Problem:
Copy the data that follows exactly. Include no pictures.

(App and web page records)
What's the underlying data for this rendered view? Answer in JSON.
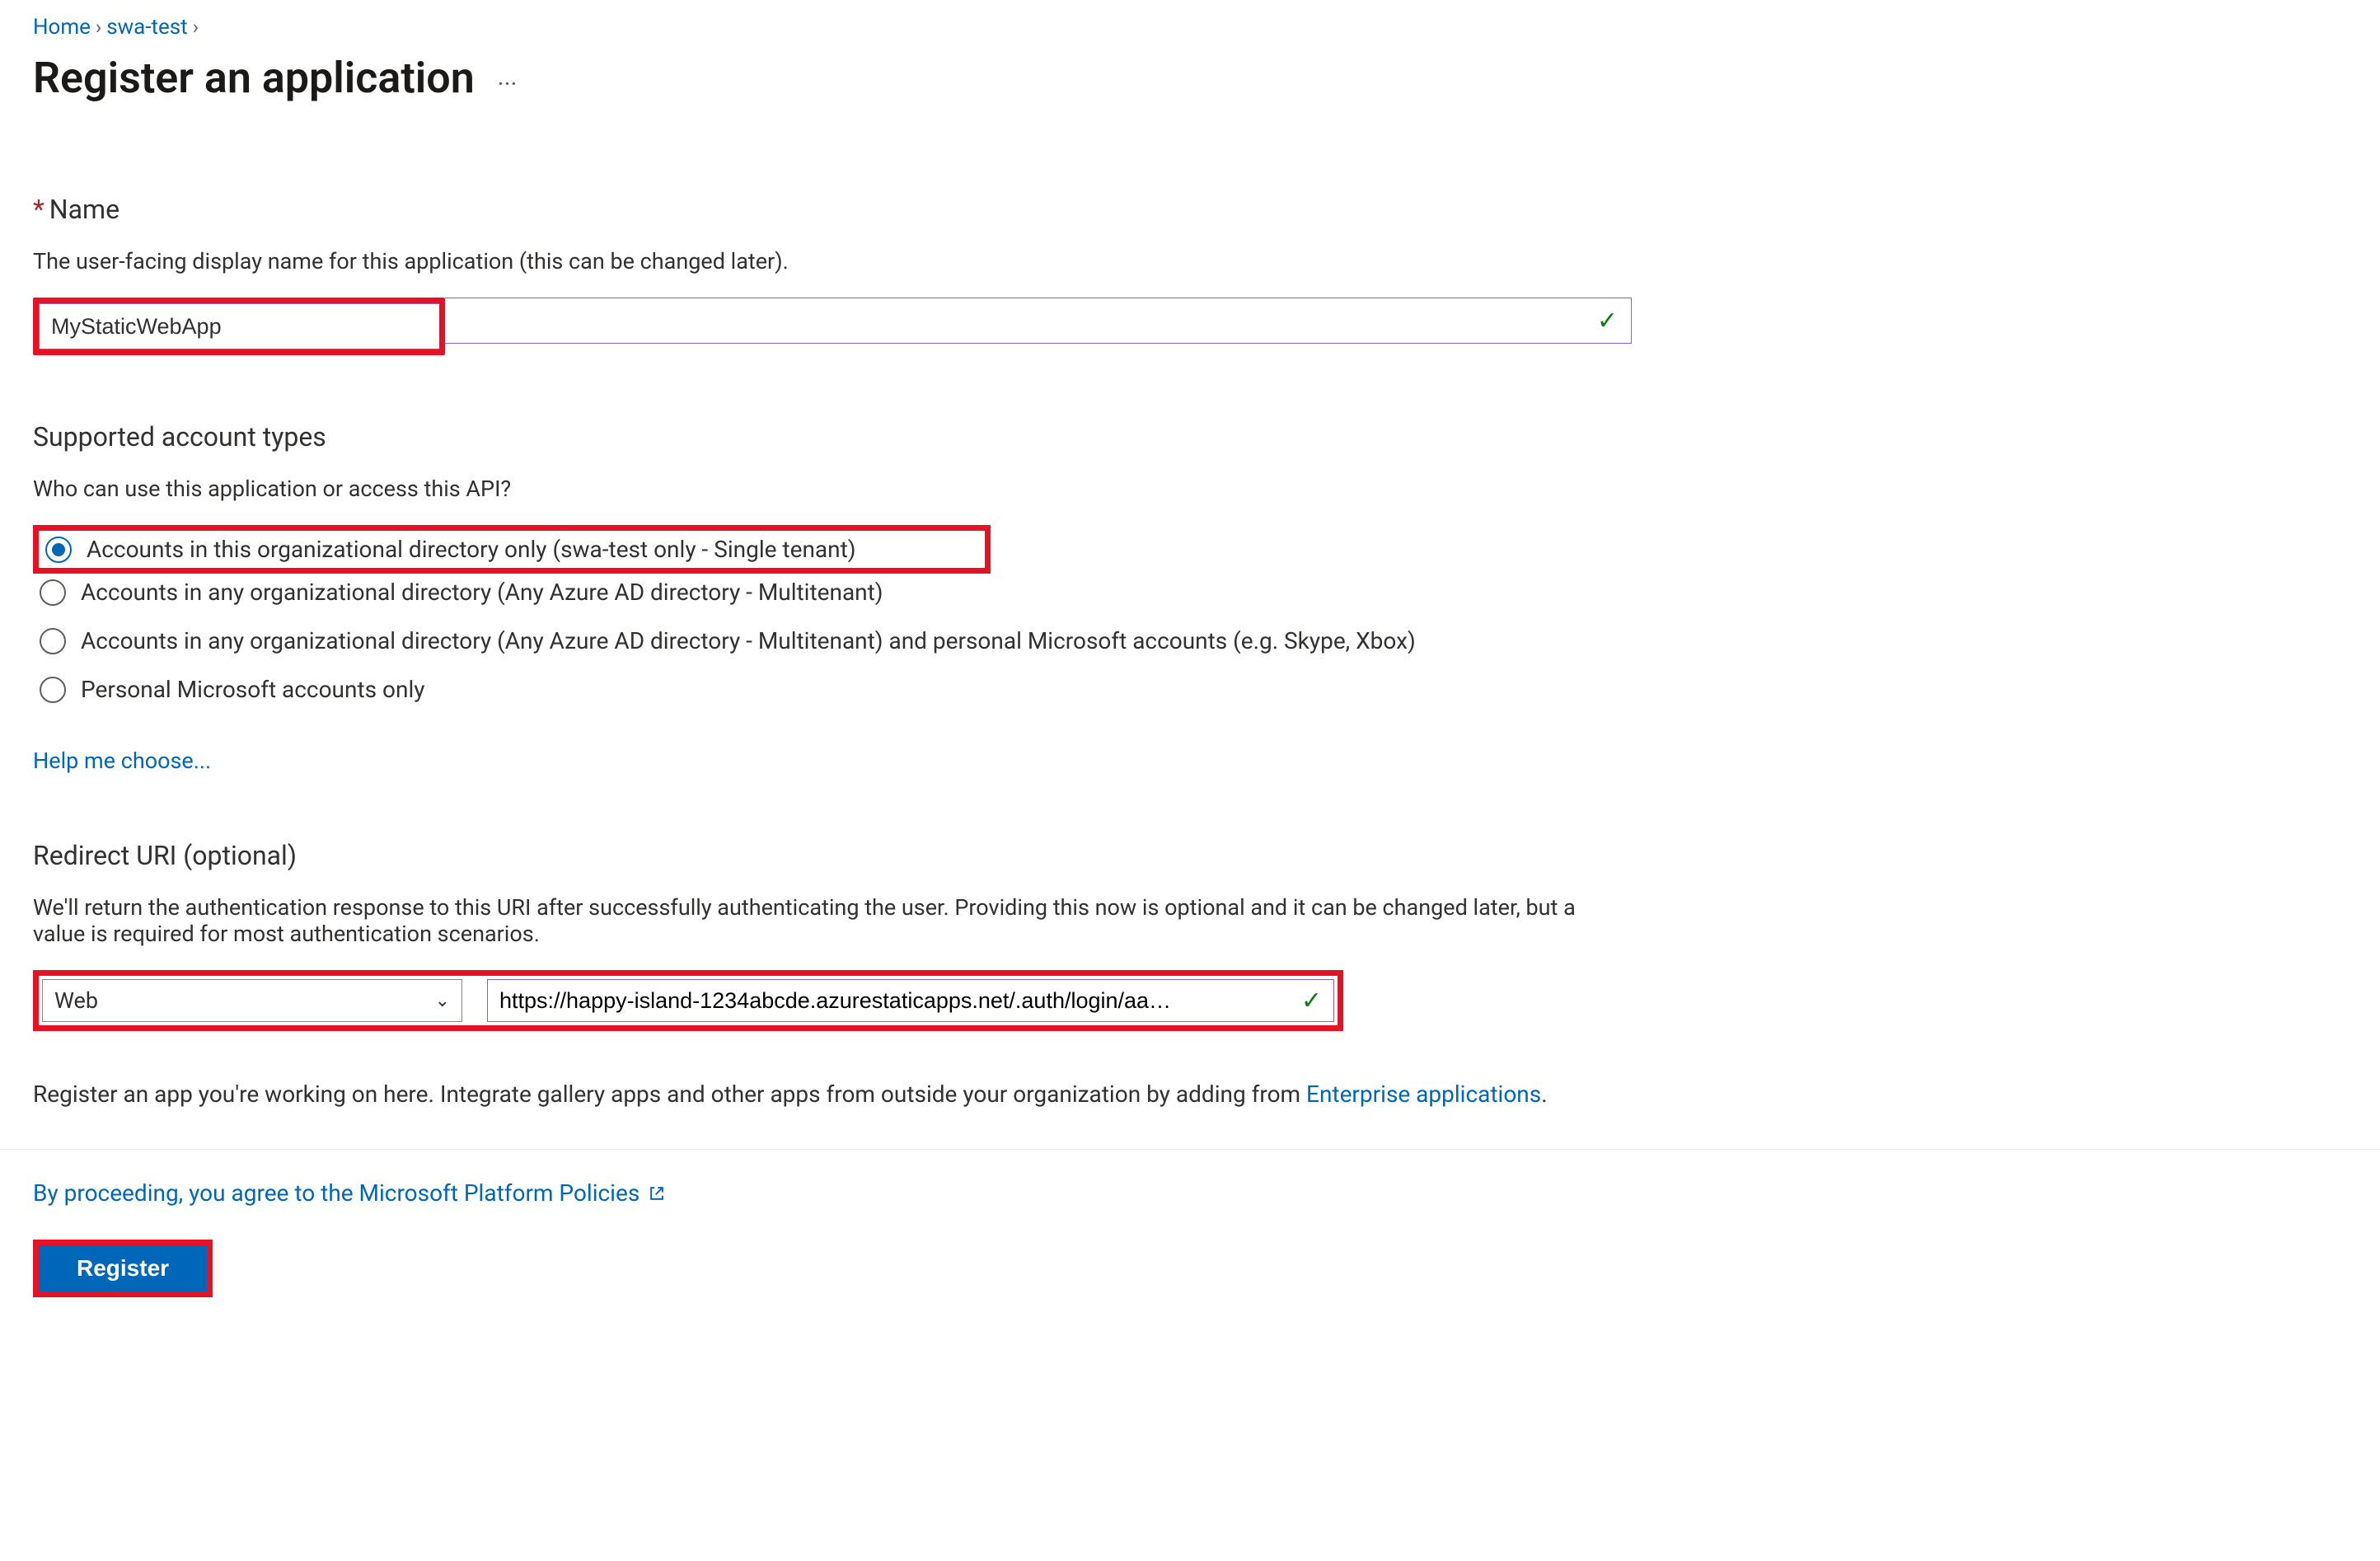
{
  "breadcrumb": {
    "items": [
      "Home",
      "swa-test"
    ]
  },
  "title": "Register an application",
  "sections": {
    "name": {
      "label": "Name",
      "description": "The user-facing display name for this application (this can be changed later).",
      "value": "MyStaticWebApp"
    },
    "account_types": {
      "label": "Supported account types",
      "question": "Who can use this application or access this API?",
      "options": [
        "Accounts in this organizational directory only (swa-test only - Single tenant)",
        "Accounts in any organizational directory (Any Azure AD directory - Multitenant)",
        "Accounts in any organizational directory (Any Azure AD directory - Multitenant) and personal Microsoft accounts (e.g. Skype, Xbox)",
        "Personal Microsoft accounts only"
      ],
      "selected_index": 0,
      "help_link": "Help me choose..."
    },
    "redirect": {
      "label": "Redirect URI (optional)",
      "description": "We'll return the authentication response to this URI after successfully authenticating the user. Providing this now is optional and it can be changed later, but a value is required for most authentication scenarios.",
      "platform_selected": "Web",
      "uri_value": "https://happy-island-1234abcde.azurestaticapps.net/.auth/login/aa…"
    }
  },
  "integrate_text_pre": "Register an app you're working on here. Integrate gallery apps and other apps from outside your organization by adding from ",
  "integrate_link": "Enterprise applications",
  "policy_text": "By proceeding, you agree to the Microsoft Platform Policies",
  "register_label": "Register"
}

Exercise output:
What's the underlying data for this rendered view? Answer in JSON.
{
  "breadcrumb": {
    "items": [
      "Home",
      "swa-test"
    ]
  },
  "title": "Register an application",
  "sections": {
    "name": {
      "label": "Name",
      "description": "The user-facing display name for this application (this can be changed later).",
      "value": "MyStaticWebApp"
    },
    "account_types": {
      "label": "Supported account types",
      "question": "Who can use this application or access this API?",
      "options": [
        "Accounts in this organizational directory only (swa-test only - Single tenant)",
        "Accounts in any organizational directory (Any Azure AD directory - Multitenant)",
        "Accounts in any organizational directory (Any Azure AD directory - Multitenant) and personal Microsoft accounts (e.g. Skype, Xbox)",
        "Personal Microsoft accounts only"
      ],
      "selected_index": 0,
      "help_link": "Help me choose..."
    },
    "redirect": {
      "label": "Redirect URI (optional)",
      "description": "We'll return the authentication response to this URI after successfully authenticating the user. Providing this now is optional and it can be changed later, but a value is required for most authentication scenarios.",
      "platform_selected": "Web",
      "uri_value": "https://happy-island-1234abcde.azurestaticapps.net/.auth/login/aa…"
    }
  },
  "integrate_text_pre": "Register an app you're working on here. Integrate gallery apps and other apps from outside your organization by adding from ",
  "integrate_link": "Enterprise applications",
  "policy_text": "By proceeding, you agree to the Microsoft Platform Policies",
  "register_label": "Register"
}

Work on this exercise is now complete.